**Action item**
Look through the records below and collect all lines that hold the string "wrote".

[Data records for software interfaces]
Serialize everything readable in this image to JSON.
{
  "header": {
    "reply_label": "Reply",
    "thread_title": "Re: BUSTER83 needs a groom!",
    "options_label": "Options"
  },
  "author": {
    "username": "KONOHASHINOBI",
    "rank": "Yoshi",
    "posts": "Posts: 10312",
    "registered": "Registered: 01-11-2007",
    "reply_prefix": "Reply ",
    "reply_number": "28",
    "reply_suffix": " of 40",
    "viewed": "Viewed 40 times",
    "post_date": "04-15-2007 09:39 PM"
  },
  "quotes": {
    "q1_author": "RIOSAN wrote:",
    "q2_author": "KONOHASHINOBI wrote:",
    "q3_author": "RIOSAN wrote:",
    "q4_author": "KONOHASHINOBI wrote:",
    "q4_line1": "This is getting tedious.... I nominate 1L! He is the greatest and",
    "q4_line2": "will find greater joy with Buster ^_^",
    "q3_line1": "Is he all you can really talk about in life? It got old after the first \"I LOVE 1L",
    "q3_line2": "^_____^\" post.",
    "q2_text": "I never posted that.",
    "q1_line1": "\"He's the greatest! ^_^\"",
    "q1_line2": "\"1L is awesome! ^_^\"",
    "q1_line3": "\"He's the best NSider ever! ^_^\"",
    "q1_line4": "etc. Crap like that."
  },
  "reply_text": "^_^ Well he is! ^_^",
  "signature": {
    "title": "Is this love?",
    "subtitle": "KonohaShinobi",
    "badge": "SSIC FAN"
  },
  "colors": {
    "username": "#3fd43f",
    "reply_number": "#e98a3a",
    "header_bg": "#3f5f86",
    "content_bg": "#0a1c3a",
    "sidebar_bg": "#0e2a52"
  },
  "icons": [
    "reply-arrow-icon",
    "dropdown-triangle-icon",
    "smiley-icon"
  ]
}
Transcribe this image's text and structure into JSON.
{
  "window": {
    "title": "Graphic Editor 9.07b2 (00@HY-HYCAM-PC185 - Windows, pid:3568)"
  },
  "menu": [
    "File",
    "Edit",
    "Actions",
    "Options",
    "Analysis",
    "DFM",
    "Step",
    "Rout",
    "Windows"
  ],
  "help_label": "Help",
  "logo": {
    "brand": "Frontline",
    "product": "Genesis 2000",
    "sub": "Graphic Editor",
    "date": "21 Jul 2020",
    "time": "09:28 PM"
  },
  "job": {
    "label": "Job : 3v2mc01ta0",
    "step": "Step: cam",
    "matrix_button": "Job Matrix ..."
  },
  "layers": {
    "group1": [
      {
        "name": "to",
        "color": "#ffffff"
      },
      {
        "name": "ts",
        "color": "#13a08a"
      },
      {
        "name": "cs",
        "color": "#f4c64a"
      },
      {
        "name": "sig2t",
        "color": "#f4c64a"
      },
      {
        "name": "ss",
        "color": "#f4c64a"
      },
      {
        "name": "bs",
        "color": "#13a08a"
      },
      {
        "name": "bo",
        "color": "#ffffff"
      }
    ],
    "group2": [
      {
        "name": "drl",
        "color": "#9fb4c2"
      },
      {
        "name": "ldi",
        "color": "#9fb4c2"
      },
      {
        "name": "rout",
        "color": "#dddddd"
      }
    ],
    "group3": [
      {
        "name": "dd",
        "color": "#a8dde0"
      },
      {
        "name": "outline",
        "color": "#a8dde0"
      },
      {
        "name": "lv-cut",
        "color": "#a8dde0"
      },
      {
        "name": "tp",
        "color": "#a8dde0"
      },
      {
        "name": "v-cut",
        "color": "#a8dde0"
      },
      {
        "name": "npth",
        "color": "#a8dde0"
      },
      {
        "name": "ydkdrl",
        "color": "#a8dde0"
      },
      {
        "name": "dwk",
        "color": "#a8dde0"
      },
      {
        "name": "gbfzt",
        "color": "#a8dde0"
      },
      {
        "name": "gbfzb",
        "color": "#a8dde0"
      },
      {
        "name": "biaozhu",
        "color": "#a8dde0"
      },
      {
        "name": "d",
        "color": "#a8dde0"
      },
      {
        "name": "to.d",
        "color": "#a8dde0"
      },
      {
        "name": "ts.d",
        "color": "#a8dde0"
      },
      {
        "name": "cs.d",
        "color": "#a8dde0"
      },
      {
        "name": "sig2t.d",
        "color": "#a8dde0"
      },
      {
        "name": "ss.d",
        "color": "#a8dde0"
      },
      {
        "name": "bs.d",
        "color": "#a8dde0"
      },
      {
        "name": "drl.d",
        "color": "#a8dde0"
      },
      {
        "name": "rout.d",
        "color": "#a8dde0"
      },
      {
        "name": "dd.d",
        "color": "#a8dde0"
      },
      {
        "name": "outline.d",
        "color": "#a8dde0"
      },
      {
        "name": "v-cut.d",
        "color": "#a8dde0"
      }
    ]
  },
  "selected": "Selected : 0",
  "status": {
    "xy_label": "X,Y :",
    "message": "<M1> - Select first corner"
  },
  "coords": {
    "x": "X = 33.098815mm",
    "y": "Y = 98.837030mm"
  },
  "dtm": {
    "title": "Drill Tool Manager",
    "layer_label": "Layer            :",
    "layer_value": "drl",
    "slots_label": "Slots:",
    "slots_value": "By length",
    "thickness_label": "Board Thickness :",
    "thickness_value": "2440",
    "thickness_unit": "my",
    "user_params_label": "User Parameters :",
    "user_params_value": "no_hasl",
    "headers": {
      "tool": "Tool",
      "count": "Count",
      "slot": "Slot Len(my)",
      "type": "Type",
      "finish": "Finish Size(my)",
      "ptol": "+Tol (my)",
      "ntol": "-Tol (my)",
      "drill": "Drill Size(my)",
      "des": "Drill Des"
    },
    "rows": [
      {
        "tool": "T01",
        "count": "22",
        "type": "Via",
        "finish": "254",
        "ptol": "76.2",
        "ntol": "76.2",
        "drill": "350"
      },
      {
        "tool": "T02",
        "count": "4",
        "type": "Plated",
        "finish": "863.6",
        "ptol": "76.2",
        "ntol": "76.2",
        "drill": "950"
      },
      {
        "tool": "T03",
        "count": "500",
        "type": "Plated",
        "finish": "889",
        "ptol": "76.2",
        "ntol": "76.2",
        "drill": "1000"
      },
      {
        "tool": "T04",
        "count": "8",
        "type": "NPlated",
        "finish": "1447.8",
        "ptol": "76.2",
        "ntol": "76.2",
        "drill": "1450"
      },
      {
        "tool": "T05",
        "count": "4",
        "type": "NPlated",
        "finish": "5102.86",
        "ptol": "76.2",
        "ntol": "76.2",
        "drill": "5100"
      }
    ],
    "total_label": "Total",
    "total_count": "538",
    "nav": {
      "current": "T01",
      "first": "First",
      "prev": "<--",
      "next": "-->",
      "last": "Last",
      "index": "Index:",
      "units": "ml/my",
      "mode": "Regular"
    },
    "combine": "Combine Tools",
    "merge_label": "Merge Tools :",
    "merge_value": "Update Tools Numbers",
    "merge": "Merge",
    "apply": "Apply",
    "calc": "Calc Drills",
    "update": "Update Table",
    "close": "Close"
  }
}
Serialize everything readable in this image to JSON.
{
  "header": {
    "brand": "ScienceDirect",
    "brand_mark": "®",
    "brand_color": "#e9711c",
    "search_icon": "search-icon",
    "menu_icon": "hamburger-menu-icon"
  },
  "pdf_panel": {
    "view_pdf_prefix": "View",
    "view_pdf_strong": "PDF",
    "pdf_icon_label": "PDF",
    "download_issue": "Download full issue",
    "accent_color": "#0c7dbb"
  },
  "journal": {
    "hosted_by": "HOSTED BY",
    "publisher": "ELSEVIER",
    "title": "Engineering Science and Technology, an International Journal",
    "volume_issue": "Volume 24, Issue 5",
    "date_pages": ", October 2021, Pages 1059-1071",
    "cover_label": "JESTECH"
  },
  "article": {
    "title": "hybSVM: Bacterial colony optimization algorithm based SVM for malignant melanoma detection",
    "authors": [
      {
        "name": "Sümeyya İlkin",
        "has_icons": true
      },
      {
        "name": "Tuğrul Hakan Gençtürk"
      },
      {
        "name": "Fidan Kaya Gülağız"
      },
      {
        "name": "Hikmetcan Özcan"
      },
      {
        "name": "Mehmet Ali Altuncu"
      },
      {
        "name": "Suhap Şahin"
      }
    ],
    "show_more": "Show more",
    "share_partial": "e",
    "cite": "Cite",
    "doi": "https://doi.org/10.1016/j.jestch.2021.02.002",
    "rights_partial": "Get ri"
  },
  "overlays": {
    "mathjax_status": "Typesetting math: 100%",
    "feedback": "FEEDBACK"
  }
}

**Reply**
    "q1_author": "RIOSAN wrote:",
    "q2_author": "KONOHASHINOBI wrote:",
    "q3_author": "RIOSAN wrote:",
    "q4_author": "KONOHASHINOBI wrote:",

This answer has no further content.